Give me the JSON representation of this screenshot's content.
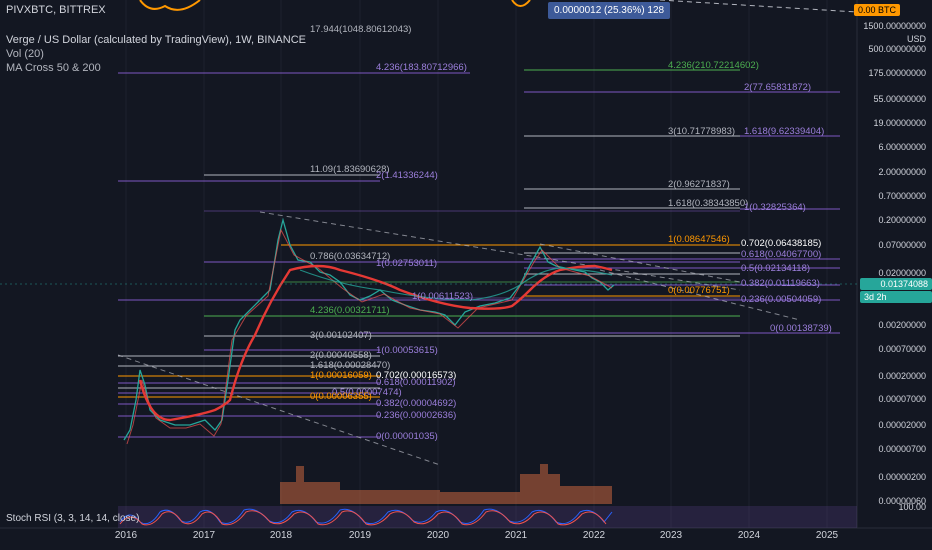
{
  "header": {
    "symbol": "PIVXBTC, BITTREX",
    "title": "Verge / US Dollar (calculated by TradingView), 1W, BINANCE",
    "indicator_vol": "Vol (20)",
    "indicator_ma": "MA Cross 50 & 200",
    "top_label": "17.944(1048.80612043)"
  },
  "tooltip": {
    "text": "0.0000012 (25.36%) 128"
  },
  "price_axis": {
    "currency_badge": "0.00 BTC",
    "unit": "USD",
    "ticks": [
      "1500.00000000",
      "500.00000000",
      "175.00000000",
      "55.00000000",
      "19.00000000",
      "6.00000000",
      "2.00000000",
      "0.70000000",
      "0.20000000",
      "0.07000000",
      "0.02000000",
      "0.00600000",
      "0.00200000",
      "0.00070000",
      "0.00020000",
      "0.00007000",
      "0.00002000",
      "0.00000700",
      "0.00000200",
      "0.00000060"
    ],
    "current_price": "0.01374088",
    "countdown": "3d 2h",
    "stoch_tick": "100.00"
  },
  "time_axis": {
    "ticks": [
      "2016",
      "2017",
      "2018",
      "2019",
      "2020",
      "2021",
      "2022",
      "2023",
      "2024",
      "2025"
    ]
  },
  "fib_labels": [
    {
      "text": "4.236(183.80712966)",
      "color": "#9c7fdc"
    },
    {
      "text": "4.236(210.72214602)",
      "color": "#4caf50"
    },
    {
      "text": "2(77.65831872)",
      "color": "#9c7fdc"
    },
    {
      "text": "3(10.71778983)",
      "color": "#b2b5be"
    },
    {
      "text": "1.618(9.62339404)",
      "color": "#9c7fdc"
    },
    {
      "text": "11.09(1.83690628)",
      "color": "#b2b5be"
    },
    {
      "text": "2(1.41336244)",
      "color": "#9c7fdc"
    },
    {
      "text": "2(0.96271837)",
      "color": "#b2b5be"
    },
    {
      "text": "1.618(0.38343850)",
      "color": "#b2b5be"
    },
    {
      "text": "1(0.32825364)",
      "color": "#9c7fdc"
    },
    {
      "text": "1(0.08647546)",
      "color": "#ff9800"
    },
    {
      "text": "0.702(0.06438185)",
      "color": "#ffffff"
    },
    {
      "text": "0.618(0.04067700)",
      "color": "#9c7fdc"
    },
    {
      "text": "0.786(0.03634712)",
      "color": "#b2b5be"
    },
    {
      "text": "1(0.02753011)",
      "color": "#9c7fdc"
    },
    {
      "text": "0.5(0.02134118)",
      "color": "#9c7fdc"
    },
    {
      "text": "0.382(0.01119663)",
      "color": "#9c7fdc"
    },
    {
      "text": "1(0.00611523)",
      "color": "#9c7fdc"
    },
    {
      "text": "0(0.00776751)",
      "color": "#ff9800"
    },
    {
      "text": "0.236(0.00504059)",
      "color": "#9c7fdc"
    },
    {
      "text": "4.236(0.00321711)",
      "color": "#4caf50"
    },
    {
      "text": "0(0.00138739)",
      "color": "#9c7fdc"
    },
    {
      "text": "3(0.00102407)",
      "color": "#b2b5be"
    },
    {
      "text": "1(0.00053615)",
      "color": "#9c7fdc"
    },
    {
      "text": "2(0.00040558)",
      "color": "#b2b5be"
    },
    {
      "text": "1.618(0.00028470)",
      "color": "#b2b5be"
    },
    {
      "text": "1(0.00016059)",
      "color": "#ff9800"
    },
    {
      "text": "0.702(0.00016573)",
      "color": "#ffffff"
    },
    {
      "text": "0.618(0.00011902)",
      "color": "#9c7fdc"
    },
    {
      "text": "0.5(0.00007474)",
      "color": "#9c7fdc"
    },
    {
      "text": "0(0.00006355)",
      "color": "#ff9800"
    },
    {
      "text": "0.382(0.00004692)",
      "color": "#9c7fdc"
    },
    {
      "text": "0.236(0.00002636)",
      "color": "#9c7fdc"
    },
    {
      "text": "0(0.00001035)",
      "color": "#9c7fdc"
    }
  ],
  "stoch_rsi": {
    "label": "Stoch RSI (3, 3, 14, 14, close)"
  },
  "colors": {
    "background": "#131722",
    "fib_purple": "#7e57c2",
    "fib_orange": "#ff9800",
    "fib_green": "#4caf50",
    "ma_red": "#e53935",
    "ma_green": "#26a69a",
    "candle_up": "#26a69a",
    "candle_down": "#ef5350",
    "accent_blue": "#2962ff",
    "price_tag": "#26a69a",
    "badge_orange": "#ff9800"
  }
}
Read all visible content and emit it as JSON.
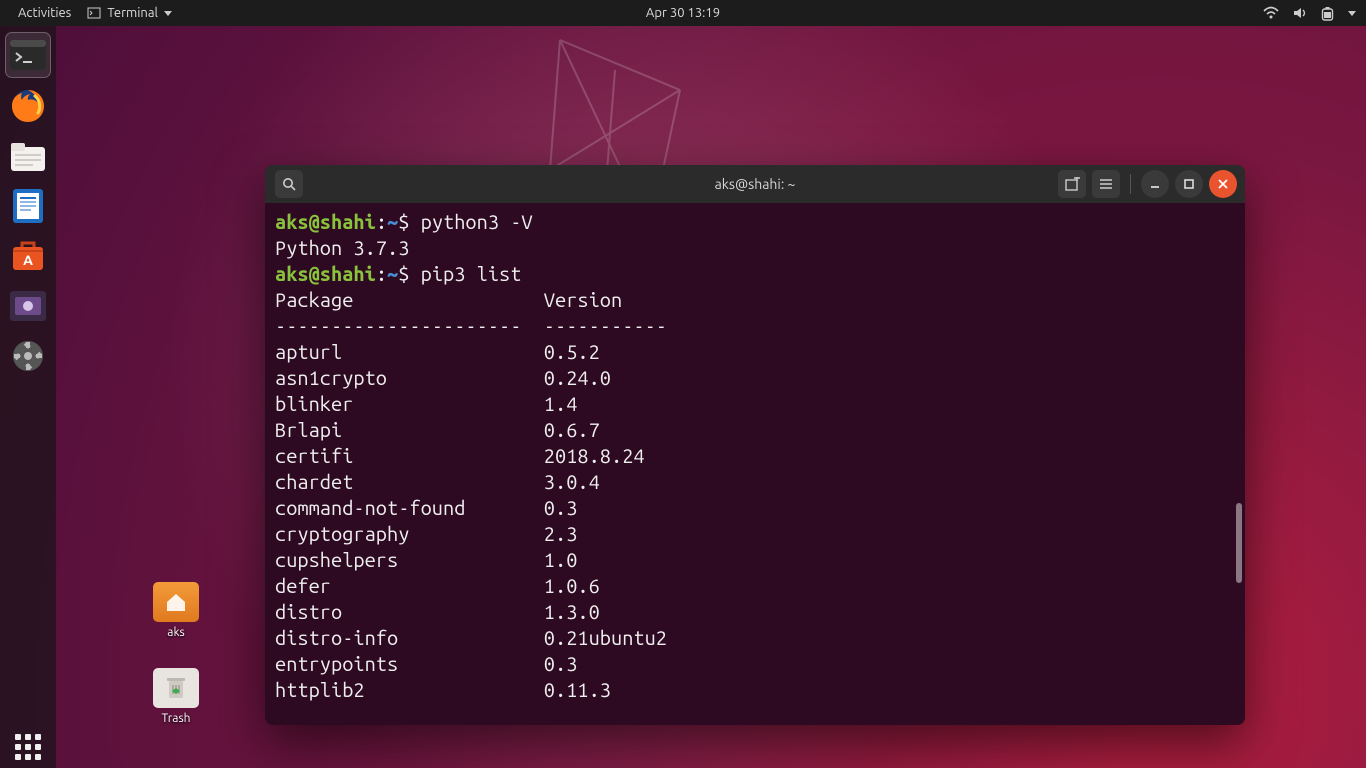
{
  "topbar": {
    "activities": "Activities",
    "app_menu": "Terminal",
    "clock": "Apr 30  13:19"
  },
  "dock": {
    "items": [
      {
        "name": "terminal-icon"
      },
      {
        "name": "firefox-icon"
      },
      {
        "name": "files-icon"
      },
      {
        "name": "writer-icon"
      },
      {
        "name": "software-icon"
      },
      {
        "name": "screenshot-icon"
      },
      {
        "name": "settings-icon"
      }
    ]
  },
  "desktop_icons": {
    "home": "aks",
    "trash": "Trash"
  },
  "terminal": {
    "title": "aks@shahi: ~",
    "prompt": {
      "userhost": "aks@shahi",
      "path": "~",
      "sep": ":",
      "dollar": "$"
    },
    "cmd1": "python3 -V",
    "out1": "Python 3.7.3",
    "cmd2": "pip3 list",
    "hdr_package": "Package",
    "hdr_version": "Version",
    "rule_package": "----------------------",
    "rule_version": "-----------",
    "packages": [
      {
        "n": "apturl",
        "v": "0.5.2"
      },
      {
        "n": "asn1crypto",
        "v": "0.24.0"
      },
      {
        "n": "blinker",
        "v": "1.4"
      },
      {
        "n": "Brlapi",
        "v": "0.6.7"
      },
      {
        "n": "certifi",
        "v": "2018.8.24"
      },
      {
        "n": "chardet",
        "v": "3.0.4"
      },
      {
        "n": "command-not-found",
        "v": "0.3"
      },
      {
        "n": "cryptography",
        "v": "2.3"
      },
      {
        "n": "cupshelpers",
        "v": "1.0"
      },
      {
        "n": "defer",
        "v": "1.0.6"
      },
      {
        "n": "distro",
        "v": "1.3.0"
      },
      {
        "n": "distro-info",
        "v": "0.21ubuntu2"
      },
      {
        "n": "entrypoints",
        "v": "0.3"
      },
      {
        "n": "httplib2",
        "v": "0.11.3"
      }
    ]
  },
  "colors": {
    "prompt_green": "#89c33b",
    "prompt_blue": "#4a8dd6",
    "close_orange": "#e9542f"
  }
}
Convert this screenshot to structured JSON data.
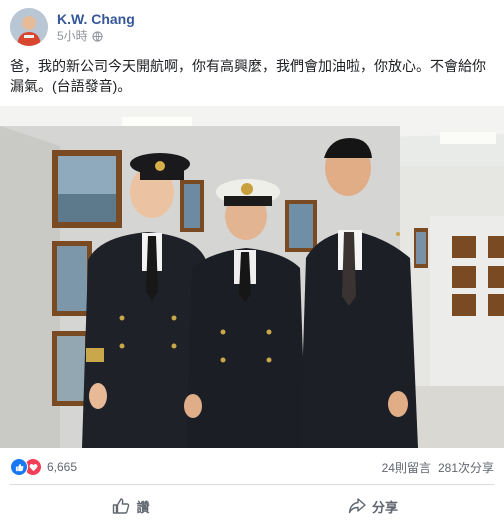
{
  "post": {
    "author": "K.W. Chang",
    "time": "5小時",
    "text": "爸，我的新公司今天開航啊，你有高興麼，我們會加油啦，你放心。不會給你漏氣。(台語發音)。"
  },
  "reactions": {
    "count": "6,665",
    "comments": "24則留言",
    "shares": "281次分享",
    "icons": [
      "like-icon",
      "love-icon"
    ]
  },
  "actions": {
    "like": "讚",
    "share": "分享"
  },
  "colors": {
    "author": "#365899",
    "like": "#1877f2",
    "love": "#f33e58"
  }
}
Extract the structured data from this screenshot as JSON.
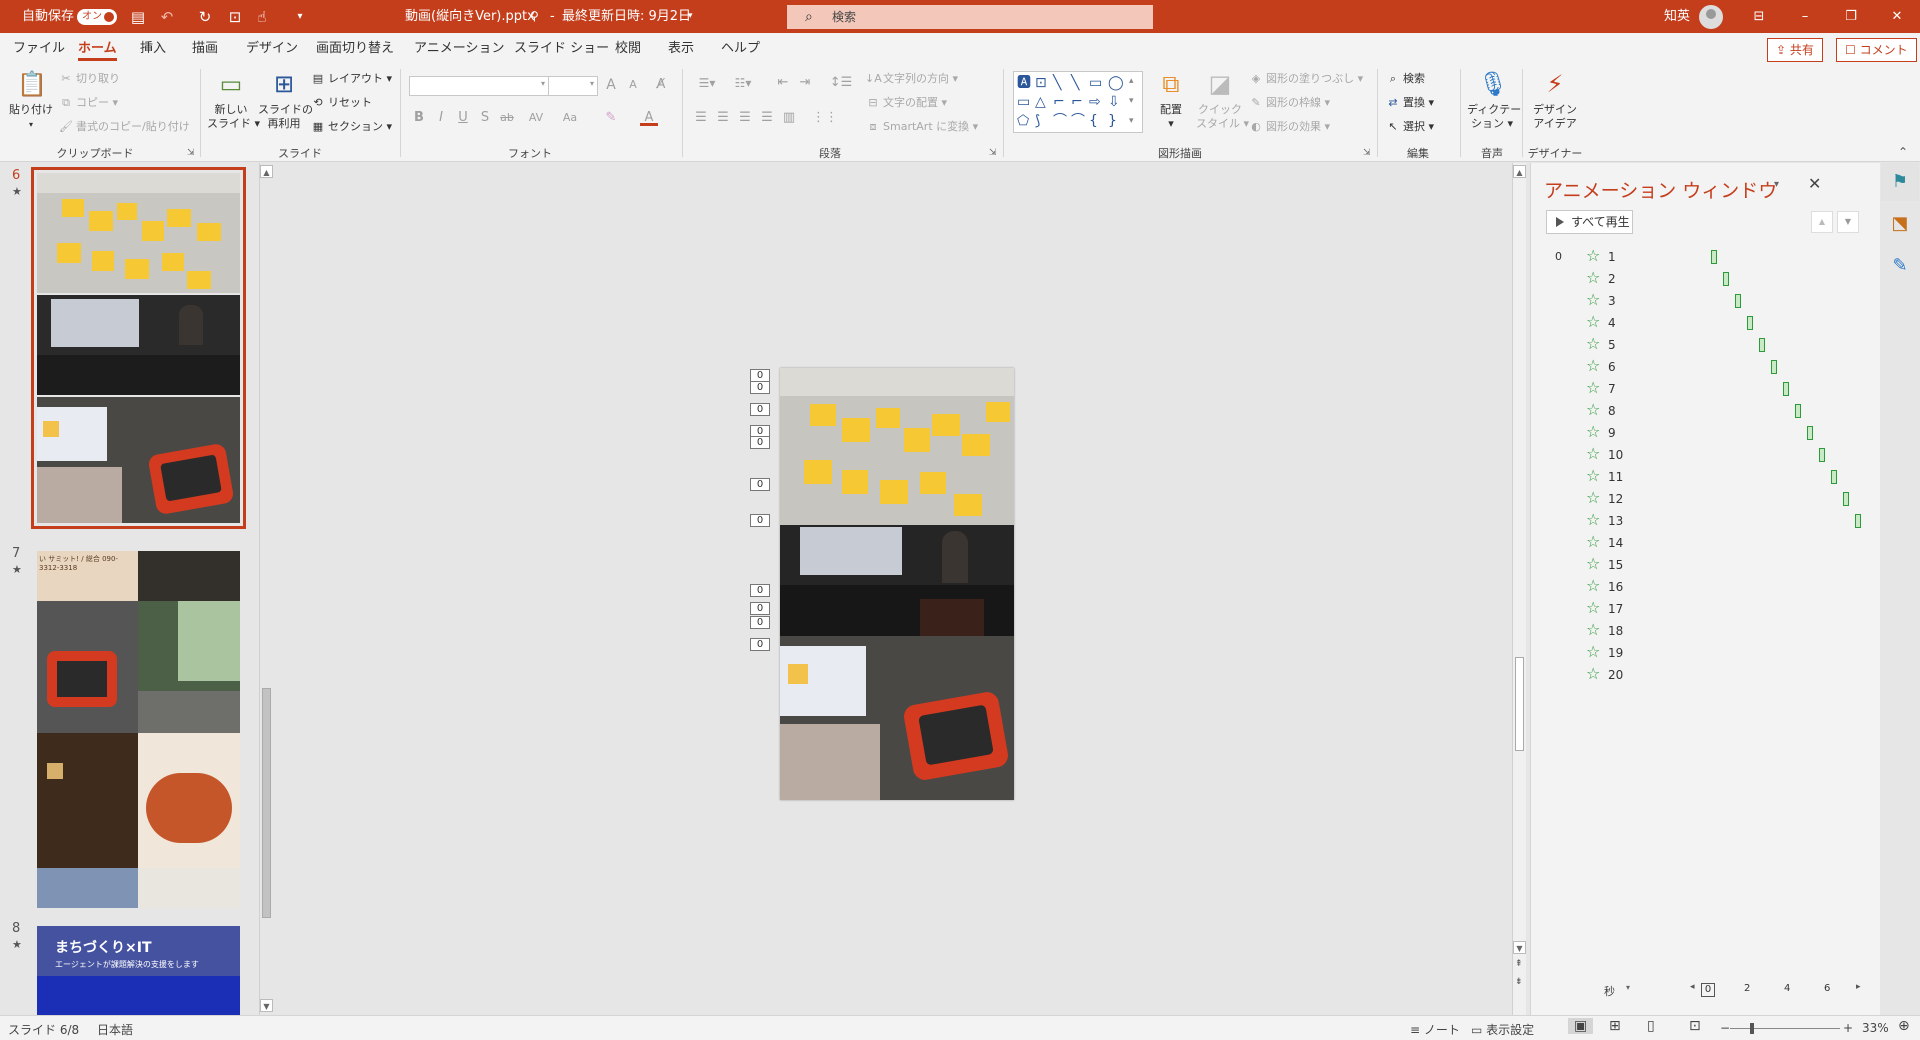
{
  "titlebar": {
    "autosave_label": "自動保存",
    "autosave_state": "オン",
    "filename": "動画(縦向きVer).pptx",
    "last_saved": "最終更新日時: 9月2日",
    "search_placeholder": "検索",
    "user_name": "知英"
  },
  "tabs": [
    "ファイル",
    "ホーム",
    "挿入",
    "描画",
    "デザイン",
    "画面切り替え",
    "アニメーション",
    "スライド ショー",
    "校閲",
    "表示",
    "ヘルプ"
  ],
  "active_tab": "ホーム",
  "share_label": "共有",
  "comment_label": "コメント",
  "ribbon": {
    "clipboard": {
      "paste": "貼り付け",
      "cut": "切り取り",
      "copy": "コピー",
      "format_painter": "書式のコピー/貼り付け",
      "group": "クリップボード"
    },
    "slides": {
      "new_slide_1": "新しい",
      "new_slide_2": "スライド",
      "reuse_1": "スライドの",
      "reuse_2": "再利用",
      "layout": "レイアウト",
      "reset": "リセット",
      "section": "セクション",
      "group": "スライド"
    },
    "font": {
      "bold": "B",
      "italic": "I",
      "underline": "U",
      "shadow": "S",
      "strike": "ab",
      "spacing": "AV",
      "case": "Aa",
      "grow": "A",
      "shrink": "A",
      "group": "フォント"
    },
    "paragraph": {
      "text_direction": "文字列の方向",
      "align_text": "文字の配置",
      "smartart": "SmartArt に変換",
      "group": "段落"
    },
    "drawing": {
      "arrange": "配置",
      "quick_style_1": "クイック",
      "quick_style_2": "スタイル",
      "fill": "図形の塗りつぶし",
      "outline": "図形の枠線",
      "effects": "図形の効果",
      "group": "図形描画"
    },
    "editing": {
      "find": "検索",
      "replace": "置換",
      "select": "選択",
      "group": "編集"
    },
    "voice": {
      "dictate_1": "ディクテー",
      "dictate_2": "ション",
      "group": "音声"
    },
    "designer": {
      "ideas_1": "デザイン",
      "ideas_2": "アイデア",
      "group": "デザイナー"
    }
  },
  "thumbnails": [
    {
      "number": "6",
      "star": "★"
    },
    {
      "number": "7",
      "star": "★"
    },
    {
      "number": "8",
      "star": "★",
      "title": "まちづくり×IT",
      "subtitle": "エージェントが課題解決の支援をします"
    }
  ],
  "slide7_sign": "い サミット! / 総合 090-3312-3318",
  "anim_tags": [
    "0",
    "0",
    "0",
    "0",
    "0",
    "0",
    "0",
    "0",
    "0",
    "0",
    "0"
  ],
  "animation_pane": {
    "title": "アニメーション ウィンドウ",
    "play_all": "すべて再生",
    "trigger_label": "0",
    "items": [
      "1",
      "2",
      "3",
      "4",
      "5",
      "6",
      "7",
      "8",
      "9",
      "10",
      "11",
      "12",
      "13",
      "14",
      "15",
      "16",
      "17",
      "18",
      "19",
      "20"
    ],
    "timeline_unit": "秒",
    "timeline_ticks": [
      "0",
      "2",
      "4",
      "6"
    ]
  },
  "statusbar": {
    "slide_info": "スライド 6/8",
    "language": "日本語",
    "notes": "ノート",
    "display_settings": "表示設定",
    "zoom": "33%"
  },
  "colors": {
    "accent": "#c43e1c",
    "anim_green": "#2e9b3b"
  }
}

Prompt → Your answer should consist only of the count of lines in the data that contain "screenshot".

Answer space → 4